### Material shown
<<<<
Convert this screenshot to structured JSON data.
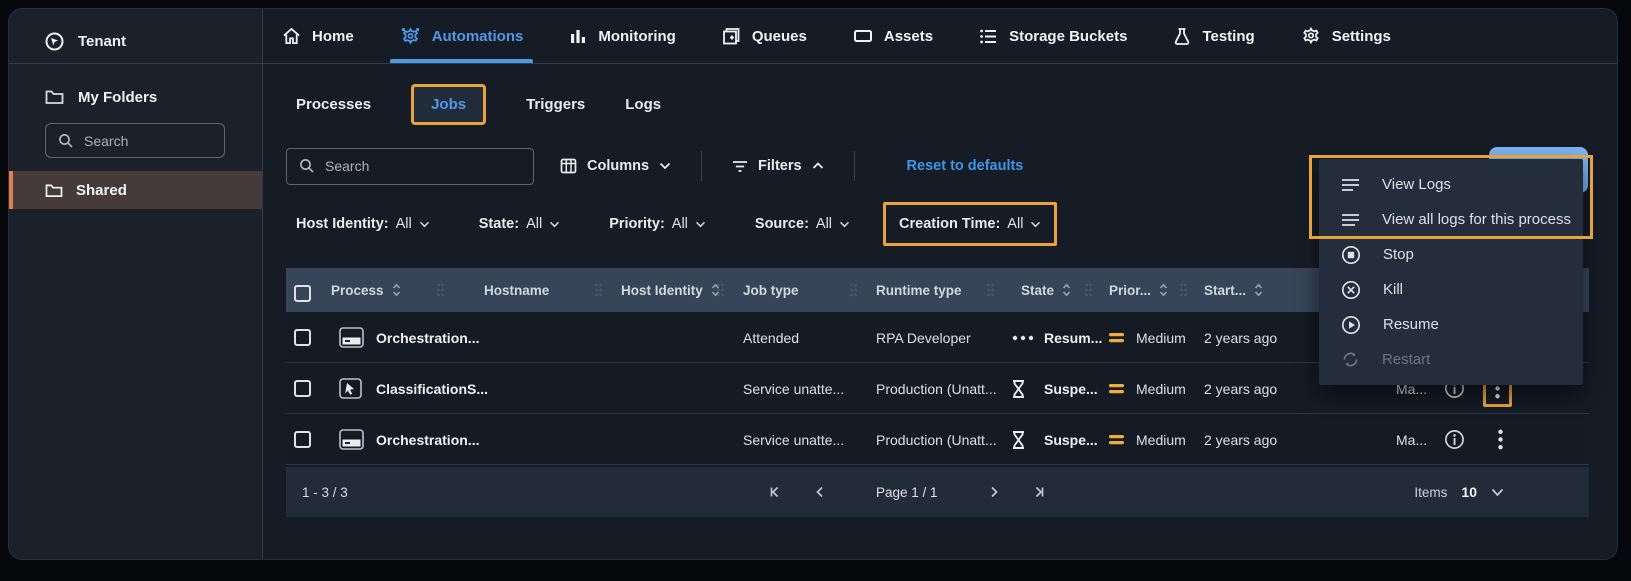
{
  "colors": {
    "accent_blue": "#4f9ae8",
    "link_blue": "#3e96e8",
    "annotation_orange": "#e8a33c",
    "priority_amber": "#efad3d",
    "shared_accent_orange": "#e07b52",
    "table_header_bg": "#384559"
  },
  "sidebar": {
    "tenant_label": "Tenant",
    "my_folders_label": "My Folders",
    "search_placeholder": "Search",
    "shared_label": "Shared"
  },
  "topnav": {
    "items": [
      {
        "label": "Home",
        "icon": "home-icon",
        "active": false
      },
      {
        "label": "Automations",
        "icon": "automations-gear-icon",
        "active": true
      },
      {
        "label": "Monitoring",
        "icon": "bar-chart-icon",
        "active": false
      },
      {
        "label": "Queues",
        "icon": "queues-icon",
        "active": false
      },
      {
        "label": "Assets",
        "icon": "assets-icon",
        "active": false
      },
      {
        "label": "Storage Buckets",
        "icon": "storage-buckets-icon",
        "active": false
      },
      {
        "label": "Testing",
        "icon": "flask-icon",
        "active": false
      },
      {
        "label": "Settings",
        "icon": "gear-icon",
        "active": false
      }
    ]
  },
  "tabs": {
    "items": [
      {
        "label": "Processes",
        "active": false
      },
      {
        "label": "Jobs",
        "active": true,
        "annotated": true
      },
      {
        "label": "Triggers",
        "active": false
      },
      {
        "label": "Logs",
        "active": false
      }
    ]
  },
  "toolbar": {
    "search_placeholder": "Search",
    "columns_label": "Columns",
    "filters_label": "Filters",
    "reset_label": "Reset to defaults"
  },
  "filters": {
    "items": [
      {
        "label": "Host Identity:",
        "value": "All",
        "annotated": false
      },
      {
        "label": "State:",
        "value": "All",
        "annotated": false
      },
      {
        "label": "Priority:",
        "value": "All",
        "annotated": false
      },
      {
        "label": "Source:",
        "value": "All",
        "annotated": false
      },
      {
        "label": "Creation Time:",
        "value": "All",
        "annotated": true
      }
    ]
  },
  "table": {
    "headers": {
      "process": "Process",
      "hostname": "Hostname",
      "host_identity": "Host Identity",
      "job_type": "Job type",
      "runtime_type": "Runtime type",
      "state": "State",
      "priority": "Prior...",
      "start": "Start..."
    },
    "rows": [
      {
        "process": "Orchestration...",
        "process_icon": "process-window-icon",
        "job_type": "Attended",
        "runtime_type": "RPA Developer",
        "state": "Resum...",
        "state_icon": "ellipsis-state-icon",
        "priority": "Medium",
        "start_time": "2 years ago"
      },
      {
        "process": "ClassificationS...",
        "process_icon": "process-cursor-icon",
        "job_type": "Service unatte...",
        "runtime_type": "Production (Unatt...",
        "state": "Suspe...",
        "state_icon": "hourglass-icon",
        "priority": "Medium",
        "start_time": "2 years ago",
        "machine": "Ma..."
      },
      {
        "process": "Orchestration...",
        "process_icon": "process-window-icon",
        "job_type": "Service unatte...",
        "runtime_type": "Production (Unatt...",
        "state": "Suspe...",
        "state_icon": "hourglass-icon",
        "priority": "Medium",
        "start_time": "2 years ago",
        "machine": "Ma..."
      }
    ]
  },
  "context_menu": {
    "items": [
      {
        "label": "View Logs",
        "icon": "logs-lines-icon",
        "disabled": false,
        "annotated": true
      },
      {
        "label": "View all logs for this process",
        "icon": "logs-lines-icon",
        "disabled": false,
        "annotated": true
      },
      {
        "label": "Stop",
        "icon": "stop-circle-icon",
        "disabled": false
      },
      {
        "label": "Kill",
        "icon": "kill-circle-icon",
        "disabled": false
      },
      {
        "label": "Resume",
        "icon": "resume-circle-icon",
        "disabled": false
      },
      {
        "label": "Restart",
        "icon": "restart-icon",
        "disabled": true
      }
    ]
  },
  "footer": {
    "range": "1 - 3 / 3",
    "page": "Page 1 / 1",
    "items_label": "Items",
    "items_per_page": "10"
  }
}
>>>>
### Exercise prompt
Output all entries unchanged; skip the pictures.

### Expected output
Convert this screenshot to structured JSON data.
{
  "colors": {
    "accent_blue": "#4f9ae8",
    "link_blue": "#3e96e8",
    "annotation_orange": "#e8a33c",
    "priority_amber": "#efad3d",
    "shared_accent_orange": "#e07b52",
    "table_header_bg": "#384559"
  },
  "sidebar": {
    "tenant_label": "Tenant",
    "my_folders_label": "My Folders",
    "search_placeholder": "Search",
    "shared_label": "Shared"
  },
  "topnav": {
    "items": [
      {
        "label": "Home",
        "icon": "home-icon",
        "active": false
      },
      {
        "label": "Automations",
        "icon": "automations-gear-icon",
        "active": true
      },
      {
        "label": "Monitoring",
        "icon": "bar-chart-icon",
        "active": false
      },
      {
        "label": "Queues",
        "icon": "queues-icon",
        "active": false
      },
      {
        "label": "Assets",
        "icon": "assets-icon",
        "active": false
      },
      {
        "label": "Storage Buckets",
        "icon": "storage-buckets-icon",
        "active": false
      },
      {
        "label": "Testing",
        "icon": "flask-icon",
        "active": false
      },
      {
        "label": "Settings",
        "icon": "gear-icon",
        "active": false
      }
    ]
  },
  "tabs": {
    "items": [
      {
        "label": "Processes",
        "active": false
      },
      {
        "label": "Jobs",
        "active": true,
        "annotated": true
      },
      {
        "label": "Triggers",
        "active": false
      },
      {
        "label": "Logs",
        "active": false
      }
    ]
  },
  "toolbar": {
    "search_placeholder": "Search",
    "columns_label": "Columns",
    "filters_label": "Filters",
    "reset_label": "Reset to defaults"
  },
  "filters": {
    "items": [
      {
        "label": "Host Identity:",
        "value": "All",
        "annotated": false
      },
      {
        "label": "State:",
        "value": "All",
        "annotated": false
      },
      {
        "label": "Priority:",
        "value": "All",
        "annotated": false
      },
      {
        "label": "Source:",
        "value": "All",
        "annotated": false
      },
      {
        "label": "Creation Time:",
        "value": "All",
        "annotated": true
      }
    ]
  },
  "table": {
    "headers": {
      "process": "Process",
      "hostname": "Hostname",
      "host_identity": "Host Identity",
      "job_type": "Job type",
      "runtime_type": "Runtime type",
      "state": "State",
      "priority": "Prior...",
      "start": "Start..."
    },
    "rows": [
      {
        "process": "Orchestration...",
        "process_icon": "process-window-icon",
        "job_type": "Attended",
        "runtime_type": "RPA Developer",
        "state": "Resum...",
        "state_icon": "ellipsis-state-icon",
        "priority": "Medium",
        "start_time": "2 years ago"
      },
      {
        "process": "ClassificationS...",
        "process_icon": "process-cursor-icon",
        "job_type": "Service unatte...",
        "runtime_type": "Production (Unatt...",
        "state": "Suspe...",
        "state_icon": "hourglass-icon",
        "priority": "Medium",
        "start_time": "2 years ago",
        "machine": "Ma..."
      },
      {
        "process": "Orchestration...",
        "process_icon": "process-window-icon",
        "job_type": "Service unatte...",
        "runtime_type": "Production (Unatt...",
        "state": "Suspe...",
        "state_icon": "hourglass-icon",
        "priority": "Medium",
        "start_time": "2 years ago",
        "machine": "Ma..."
      }
    ]
  },
  "context_menu": {
    "items": [
      {
        "label": "View Logs",
        "icon": "logs-lines-icon",
        "disabled": false,
        "annotated": true
      },
      {
        "label": "View all logs for this process",
        "icon": "logs-lines-icon",
        "disabled": false,
        "annotated": true
      },
      {
        "label": "Stop",
        "icon": "stop-circle-icon",
        "disabled": false
      },
      {
        "label": "Kill",
        "icon": "kill-circle-icon",
        "disabled": false
      },
      {
        "label": "Resume",
        "icon": "resume-circle-icon",
        "disabled": false
      },
      {
        "label": "Restart",
        "icon": "restart-icon",
        "disabled": true
      }
    ]
  },
  "footer": {
    "range": "1 - 3 / 3",
    "page": "Page 1 / 1",
    "items_label": "Items",
    "items_per_page": "10"
  }
}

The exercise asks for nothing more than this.